Our house is full of “stuff.”
Is your house and your life like mine?  Is it full of “Christmas” things leaving no room for Jesus? If so, maybe it is time to make a change.
Prayer:  Dear Lord, come into my heart and fill me with your Holy Spirit. I promise there will always be room for you there.


Monday, November 24, 2014

The Twelve Must-do’s for Thanksgiving
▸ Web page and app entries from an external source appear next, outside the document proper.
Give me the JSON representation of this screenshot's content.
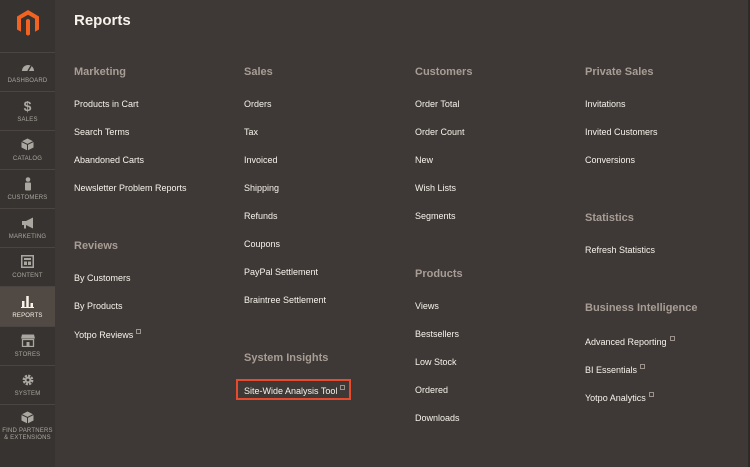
{
  "sidebar": {
    "items": [
      {
        "label": "DASHBOARD",
        "icon": "dashboard-icon"
      },
      {
        "label": "SALES",
        "icon": "dollar-icon"
      },
      {
        "label": "CATALOG",
        "icon": "box-icon"
      },
      {
        "label": "CUSTOMERS",
        "icon": "person-icon"
      },
      {
        "label": "MARKETING",
        "icon": "megaphone-icon"
      },
      {
        "label": "CONTENT",
        "icon": "layout-icon"
      },
      {
        "label": "REPORTS",
        "icon": "bar-chart-icon"
      },
      {
        "label": "STORES",
        "icon": "storefront-icon"
      },
      {
        "label": "SYSTEM",
        "icon": "gear-icon"
      },
      {
        "label": "FIND PARTNERS\n& EXTENSIONS",
        "icon": "cube-icon"
      }
    ]
  },
  "page": {
    "title": "Reports"
  },
  "columns": {
    "marketing": {
      "title": "Marketing",
      "links": [
        "Products in Cart",
        "Search Terms",
        "Abandoned Carts",
        "Newsletter Problem Reports"
      ]
    },
    "reviews": {
      "title": "Reviews",
      "links": [
        "By Customers",
        "By Products",
        "Yotpo Reviews"
      ]
    },
    "sales": {
      "title": "Sales",
      "links": [
        "Orders",
        "Tax",
        "Invoiced",
        "Shipping",
        "Refunds",
        "Coupons",
        "PayPal Settlement",
        "Braintree Settlement"
      ]
    },
    "system_insights": {
      "title": "System Insights",
      "links": [
        "Site-Wide Analysis Tool"
      ]
    },
    "customers": {
      "title": "Customers",
      "links": [
        "Order Total",
        "Order Count",
        "New",
        "Wish Lists",
        "Segments"
      ]
    },
    "products": {
      "title": "Products",
      "links": [
        "Views",
        "Bestsellers",
        "Low Stock",
        "Ordered",
        "Downloads"
      ]
    },
    "private_sales": {
      "title": "Private Sales",
      "links": [
        "Invitations",
        "Invited Customers",
        "Conversions"
      ]
    },
    "statistics": {
      "title": "Statistics",
      "links": [
        "Refresh Statistics"
      ]
    },
    "business_intelligence": {
      "title": "Business Intelligence",
      "links": [
        "Advanced Reporting",
        "BI Essentials",
        "Yotpo Analytics"
      ]
    }
  },
  "colors": {
    "accent": "#e54b2c",
    "sidebar_bg": "#373330",
    "main_bg": "#3e3936"
  }
}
(To be sung to the melody of the 12 Days of Christmas.  Good luck.)
1.     The first must-do for Thanksgiving: buy a pair of sweatpants in one size larger.
2.    The second must-do on Thanksgiving: run both parades on the TV even though no one will watch them.
3.    The third must-do on Thanksgiving: watch all three NFL football games (or take a nap while they are on).
4.    The fourth must-do for Thanksgiving: create four meals with the leftover turkey.
5.    The fifth must-do: eat five servings of your favorite dish: stuffing, potatoes, pie, whatever.
6.    The sixth must-do: eat six pork tamales to offset all that turkey.
7.    The seventh must-do on Thanksgiving: watch seven holiday specials (parades and football games count also).
8.    The eighth must-do: take 8 shots or 8 squirts of any or all of the following: booze (tequila), beer, wine, canned whip cream.
9.    The ninth must-do of Thanksgiving: if on the ninth day, you still have leftovers in the fridge, throw them away, plastic container and all. Eww.
10. The tenth must-do: give $10.00 to your local food bank for each person living under your roof.
11.  The eleventh must-do: say Happy Holidays to eleven family members or friends before the end of the day, especially those who live alone or live far away.
12. The twelfth must-do on Thanksgiving: learn how to say Thank you in twelve different languages and use them all today. Here’s a starter:
Shukran (Shoe-Krahn) - Arabic
Xie xie (Syeh-syeh) - Mandarin
Merci – French
Danke – German
Efharisto (ef-har-rih-stowe) – Greek
Mahalo – Hawaiian
Toda (Toh-dah) – Hebrew
Grazie – Italian
Arigato – Japanese
Obrigado – Portuguese
Gracias – Spanish

Asante (ah-sahn-the) - Swahili